## EXERCISE BRIEF
When you retype the data, keep every line exactly as it appears.

Data about app and page elements:
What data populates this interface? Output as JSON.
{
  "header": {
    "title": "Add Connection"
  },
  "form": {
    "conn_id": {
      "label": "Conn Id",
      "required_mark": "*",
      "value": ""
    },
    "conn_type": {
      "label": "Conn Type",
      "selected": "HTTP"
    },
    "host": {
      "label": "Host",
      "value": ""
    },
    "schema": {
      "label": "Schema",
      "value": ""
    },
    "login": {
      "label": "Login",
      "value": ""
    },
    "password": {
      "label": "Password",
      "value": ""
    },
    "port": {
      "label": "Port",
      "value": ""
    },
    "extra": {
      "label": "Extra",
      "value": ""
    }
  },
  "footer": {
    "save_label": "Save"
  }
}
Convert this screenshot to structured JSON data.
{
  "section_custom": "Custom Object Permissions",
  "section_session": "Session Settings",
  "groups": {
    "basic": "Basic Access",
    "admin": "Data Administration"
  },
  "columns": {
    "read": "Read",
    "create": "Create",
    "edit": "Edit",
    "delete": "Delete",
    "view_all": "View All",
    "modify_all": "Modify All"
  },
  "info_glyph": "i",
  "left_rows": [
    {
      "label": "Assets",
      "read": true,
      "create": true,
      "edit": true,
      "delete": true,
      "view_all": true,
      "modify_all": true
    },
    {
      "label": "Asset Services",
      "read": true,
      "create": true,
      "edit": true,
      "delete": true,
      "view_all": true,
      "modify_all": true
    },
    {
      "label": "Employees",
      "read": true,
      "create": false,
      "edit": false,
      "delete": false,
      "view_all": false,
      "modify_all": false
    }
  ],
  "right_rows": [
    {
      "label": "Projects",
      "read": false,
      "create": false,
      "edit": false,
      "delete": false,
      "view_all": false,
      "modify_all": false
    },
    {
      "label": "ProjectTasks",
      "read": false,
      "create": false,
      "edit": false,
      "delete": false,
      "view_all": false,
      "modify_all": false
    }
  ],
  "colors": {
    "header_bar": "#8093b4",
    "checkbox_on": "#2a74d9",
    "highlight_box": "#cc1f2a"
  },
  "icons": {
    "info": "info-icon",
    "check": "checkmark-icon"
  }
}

## SOLUTION TO THE EXERCISE
What data populates this interface? Output as JSON.
{
  "header": {
    "title": "Add Connection"
  },
  "form": {
    "conn_id": {
      "label": "Conn Id",
      "required_mark": "*",
      "value": ""
    },
    "conn_type": {
      "label": "Conn Type",
      "selected": "HTTP"
    },
    "host": {
      "label": "Host",
      "value": ""
    },
    "schema": {
      "label": "Schema",
      "value": ""
    },
    "login": {
      "label": "Login",
      "value": ""
    },
    "password": {
      "label": "Password",
      "value": ""
    },
    "port": {
      "label": "Port",
      "value": ""
    },
    "extra": {
      "label": "Extra",
      "value": ""
    }
  },
  "footer": {
    "save_label": "Save"
  }
}
Convert this screenshot to structured JSON data.
{
  "section_custom": "Custom Object Permissions",
  "section_session": "Session Settings",
  "groups": {
    "basic": "Basic Access",
    "admin": "Data Administration"
  },
  "columns": {
    "read": "Read",
    "create": "Create",
    "edit": "Edit",
    "delete": "Delete",
    "view_all": "View All",
    "modify_all": "Modify All"
  },
  "info_glyph": "i",
  "left_rows": [
    {
      "label": "Assets",
      "read": true,
      "create": true,
      "edit": true,
      "delete": true,
      "view_all": true,
      "modify_all": true
    },
    {
      "label": "Asset Services",
      "read": true,
      "create": true,
      "edit": true,
      "delete": true,
      "view_all": true,
      "modify_all": true
    },
    {
      "label": "Employees",
      "read": true,
      "create": false,
      "edit": false,
      "delete": false,
      "view_all": false,
      "modify_all": false
    }
  ],
  "right_rows": [
    {
      "label": "Projects",
      "read": false,
      "create": false,
      "edit": false,
      "delete": false,
      "view_all": false,
      "modify_all": false
    },
    {
      "label": "ProjectTasks",
      "read": false,
      "create": false,
      "edit": false,
      "delete": false,
      "view_all": false,
      "modify_all": false
    }
  ],
  "colors": {
    "header_bar": "#8093b4",
    "checkbox_on": "#2a74d9",
    "highlight_box": "#cc1f2a"
  },
  "icons": {
    "info": "info-icon",
    "check": "checkmark-icon"
  }
}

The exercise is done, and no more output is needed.